He grew up in Canterbury
and went to school in Cambridge, where it is said he started doing secret governmental work. He died very young at the
age of twenty-nine in a brawl at a tavern. For six years he wrote magnificent dramas in which he perfected blank verse (later
used by Shakespeare) and that include
Dr. Faustus, a story used by the German poet Goethe in Faust and also in Gounod’s opera Faust.
Sir Walter Raleigh (1552 - 1618)
Sir Walter Raleigh was
an English explorer, a favorite of Queen Elizabeth and also a writer. He wrote about his journeys to America, and when he
was imprisoned in the Tower of London for
thirteen years, he wrote a lengthy History of the World. Marlowe and Raleigh wrote a famous pair of lyrics in English Literature
called The Passionate Shepherd to His Love and The Nymph’s Reply to the Shepherd. “The first pastoral pictures
a perfect idyllic love and expresses the Elizabethan ideal of courtship” (PRIESTLEY, 1963), while the second one shows
a very realistic and practical nymph.
Ben Jonson (1572 - 1637)
“Next to Shakespeare,
Ben Jonson was the most important dramatist of the Elizabethan era” (PRIESTLEY, 1963). He was the first English dramatist
to publish his plays.

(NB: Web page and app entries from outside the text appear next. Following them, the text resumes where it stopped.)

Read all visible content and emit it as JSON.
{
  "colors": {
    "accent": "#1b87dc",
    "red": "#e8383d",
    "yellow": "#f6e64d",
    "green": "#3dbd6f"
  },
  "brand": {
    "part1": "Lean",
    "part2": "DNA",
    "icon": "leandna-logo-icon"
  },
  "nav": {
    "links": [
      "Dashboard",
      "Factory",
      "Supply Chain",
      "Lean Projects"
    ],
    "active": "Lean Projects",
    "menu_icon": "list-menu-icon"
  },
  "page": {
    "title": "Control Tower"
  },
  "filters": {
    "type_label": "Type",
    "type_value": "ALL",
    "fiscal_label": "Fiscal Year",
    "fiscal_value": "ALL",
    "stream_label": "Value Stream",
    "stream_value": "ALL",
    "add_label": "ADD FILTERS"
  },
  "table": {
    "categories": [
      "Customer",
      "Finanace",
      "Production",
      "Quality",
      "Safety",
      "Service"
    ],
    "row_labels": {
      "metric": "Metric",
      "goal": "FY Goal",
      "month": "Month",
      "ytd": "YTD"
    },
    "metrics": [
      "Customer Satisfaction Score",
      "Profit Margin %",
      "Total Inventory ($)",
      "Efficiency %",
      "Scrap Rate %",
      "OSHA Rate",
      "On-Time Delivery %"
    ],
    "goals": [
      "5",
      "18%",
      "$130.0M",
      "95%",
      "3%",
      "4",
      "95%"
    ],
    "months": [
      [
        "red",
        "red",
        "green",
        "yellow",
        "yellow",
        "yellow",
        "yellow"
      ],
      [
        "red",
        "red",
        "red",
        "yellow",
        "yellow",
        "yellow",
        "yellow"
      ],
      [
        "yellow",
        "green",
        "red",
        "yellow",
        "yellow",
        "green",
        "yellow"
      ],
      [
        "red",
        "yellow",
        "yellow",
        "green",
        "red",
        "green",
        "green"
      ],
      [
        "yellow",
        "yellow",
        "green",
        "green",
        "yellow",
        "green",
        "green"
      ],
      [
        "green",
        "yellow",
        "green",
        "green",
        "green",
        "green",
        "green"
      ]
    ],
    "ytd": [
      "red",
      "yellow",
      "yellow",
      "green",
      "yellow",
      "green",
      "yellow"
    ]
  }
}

His plays show that he was a distinguished scholar and also his critical opinion about men and their actions. In his poems,
however, he shows appreciation to true beauty and nobility.
Francis Bacon (1561 - 1626)
He was not only a man
of letters and science but also a politician. After leaving Cambridge declaring that the educational system failed to challenge
his mind, he turned to travel, private study and law.
When King James I ascended to the throne, he became Lord Chancellor and was titled baron and viscount. Although his success
was fast, he had a lot of political enemies, and for this reason, he was accused of accepting bribes. For that, he was banished
from Parliament, fined and imprisoned. It was the end of his political career, eventually devoting his life to writing and
scientific experiment. He is considered the first essayist in English literature.